> Activity
Which lines of the entries below contain the string "Ctrl"? Copy each one.
----- The input
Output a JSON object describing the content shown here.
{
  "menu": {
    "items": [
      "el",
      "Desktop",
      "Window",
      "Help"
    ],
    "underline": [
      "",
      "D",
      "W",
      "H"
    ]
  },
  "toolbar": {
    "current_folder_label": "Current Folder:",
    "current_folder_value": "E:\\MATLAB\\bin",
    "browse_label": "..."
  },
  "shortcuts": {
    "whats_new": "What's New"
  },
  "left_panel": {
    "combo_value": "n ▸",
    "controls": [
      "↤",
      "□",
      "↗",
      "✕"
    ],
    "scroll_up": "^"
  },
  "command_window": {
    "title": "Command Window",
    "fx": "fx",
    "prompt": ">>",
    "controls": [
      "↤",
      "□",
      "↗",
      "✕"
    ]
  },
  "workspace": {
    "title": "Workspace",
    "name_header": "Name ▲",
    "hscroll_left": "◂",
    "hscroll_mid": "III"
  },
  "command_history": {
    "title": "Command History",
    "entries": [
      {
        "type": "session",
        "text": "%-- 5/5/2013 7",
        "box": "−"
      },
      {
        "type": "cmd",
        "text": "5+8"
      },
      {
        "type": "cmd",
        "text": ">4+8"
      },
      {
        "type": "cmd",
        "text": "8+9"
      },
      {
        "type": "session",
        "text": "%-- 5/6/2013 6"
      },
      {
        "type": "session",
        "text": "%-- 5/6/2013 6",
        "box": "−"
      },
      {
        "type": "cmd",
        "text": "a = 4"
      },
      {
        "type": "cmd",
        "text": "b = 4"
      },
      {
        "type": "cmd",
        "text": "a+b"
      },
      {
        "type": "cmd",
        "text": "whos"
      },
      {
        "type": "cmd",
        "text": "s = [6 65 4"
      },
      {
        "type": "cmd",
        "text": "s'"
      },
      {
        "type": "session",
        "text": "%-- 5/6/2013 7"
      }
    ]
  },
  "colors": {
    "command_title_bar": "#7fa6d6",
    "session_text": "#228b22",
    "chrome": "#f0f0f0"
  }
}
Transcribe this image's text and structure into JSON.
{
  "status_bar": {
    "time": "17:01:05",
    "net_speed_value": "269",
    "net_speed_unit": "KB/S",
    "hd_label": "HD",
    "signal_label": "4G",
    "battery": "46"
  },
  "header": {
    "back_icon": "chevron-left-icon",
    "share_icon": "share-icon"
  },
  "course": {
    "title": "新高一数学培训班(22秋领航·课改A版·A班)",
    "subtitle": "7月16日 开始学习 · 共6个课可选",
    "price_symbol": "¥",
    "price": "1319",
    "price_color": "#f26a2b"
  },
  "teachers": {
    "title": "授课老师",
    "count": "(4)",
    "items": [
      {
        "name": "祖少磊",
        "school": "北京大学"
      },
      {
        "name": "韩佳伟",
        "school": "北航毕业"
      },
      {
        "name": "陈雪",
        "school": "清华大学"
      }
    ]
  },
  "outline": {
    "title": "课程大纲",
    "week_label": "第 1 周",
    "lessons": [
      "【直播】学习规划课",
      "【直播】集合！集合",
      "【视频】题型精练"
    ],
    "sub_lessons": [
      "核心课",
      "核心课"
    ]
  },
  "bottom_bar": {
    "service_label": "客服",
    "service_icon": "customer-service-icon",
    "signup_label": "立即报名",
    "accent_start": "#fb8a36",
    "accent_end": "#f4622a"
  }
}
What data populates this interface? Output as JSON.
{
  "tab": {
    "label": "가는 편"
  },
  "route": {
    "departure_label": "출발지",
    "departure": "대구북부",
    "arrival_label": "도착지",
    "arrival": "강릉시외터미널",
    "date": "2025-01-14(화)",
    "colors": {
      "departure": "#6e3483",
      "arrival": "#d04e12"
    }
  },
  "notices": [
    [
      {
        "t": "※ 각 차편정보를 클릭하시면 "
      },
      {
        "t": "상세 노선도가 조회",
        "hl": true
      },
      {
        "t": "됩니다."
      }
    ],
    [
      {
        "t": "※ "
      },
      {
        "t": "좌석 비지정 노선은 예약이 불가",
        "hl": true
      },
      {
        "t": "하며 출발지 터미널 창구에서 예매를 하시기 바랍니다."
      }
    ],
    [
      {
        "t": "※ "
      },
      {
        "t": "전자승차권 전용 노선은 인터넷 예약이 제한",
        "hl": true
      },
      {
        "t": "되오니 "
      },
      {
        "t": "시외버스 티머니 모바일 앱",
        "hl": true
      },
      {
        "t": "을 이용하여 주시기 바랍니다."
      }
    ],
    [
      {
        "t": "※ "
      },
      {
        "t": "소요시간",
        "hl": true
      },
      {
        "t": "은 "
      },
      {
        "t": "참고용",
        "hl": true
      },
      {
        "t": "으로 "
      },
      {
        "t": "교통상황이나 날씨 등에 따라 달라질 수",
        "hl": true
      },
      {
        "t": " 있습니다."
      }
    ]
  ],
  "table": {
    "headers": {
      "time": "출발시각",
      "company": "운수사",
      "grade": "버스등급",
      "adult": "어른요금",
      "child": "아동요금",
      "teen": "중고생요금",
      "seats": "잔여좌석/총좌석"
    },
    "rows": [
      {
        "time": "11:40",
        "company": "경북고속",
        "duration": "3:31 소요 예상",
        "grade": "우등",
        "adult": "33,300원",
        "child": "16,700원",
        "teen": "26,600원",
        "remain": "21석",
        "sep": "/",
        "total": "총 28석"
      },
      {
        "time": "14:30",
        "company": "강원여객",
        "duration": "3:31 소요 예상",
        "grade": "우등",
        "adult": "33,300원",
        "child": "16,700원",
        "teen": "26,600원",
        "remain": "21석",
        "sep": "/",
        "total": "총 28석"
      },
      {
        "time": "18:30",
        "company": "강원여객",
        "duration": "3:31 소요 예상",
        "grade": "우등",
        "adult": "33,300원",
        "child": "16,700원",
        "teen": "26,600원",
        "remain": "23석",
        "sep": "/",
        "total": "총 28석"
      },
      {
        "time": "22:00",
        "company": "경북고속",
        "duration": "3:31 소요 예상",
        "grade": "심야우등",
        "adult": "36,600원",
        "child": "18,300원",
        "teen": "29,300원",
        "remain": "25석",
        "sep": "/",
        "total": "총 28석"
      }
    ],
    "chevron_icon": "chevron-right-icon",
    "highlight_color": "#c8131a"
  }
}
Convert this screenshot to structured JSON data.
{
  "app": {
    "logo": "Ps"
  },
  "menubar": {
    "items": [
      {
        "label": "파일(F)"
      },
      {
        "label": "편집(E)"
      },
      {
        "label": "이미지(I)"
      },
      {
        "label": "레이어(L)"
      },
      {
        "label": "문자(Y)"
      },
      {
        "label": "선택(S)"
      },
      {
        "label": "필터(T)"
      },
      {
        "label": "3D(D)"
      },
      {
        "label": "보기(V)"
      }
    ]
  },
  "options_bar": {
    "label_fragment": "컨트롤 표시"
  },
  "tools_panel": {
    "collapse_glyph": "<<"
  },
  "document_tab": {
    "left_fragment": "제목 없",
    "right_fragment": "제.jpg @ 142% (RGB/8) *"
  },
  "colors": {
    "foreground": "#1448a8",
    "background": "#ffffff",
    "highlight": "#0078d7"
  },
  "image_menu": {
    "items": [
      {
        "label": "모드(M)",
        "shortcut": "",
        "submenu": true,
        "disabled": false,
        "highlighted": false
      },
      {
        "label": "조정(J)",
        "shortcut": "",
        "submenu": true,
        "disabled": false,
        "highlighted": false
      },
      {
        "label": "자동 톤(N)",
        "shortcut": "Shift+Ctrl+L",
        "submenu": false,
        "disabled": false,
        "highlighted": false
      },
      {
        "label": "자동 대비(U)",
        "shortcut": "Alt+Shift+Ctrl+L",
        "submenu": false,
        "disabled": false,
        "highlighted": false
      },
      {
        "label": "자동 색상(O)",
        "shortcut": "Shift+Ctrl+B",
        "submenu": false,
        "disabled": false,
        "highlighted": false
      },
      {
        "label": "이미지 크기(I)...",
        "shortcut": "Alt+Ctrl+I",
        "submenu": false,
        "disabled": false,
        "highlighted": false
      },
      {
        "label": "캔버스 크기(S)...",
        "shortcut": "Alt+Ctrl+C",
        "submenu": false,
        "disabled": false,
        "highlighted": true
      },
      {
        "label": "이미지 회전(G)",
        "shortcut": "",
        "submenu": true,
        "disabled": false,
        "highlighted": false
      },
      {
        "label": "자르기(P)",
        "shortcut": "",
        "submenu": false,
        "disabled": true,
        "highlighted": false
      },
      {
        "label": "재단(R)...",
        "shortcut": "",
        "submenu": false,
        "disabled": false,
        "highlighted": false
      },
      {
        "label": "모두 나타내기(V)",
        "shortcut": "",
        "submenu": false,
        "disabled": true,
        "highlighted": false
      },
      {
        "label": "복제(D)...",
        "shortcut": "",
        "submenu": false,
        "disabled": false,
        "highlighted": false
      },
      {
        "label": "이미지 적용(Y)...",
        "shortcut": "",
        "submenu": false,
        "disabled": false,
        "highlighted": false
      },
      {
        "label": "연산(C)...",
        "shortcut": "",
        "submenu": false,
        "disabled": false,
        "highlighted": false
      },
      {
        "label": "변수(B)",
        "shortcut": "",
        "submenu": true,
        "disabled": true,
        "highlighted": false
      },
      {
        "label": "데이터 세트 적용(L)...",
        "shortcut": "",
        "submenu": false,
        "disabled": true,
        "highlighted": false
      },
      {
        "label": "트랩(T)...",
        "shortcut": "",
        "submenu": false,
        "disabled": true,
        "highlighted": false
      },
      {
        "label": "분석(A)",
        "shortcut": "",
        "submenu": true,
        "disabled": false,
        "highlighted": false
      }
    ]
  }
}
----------
> Answer for this exercise
        "shortcut": "Shift+Ctrl+L",
        "shortcut": "Alt+Shift+Ctrl+L",
        "shortcut": "Shift+Ctrl+B",
        "shortcut": "Alt+Ctrl+I",
        "shortcut": "Alt+Ctrl+C",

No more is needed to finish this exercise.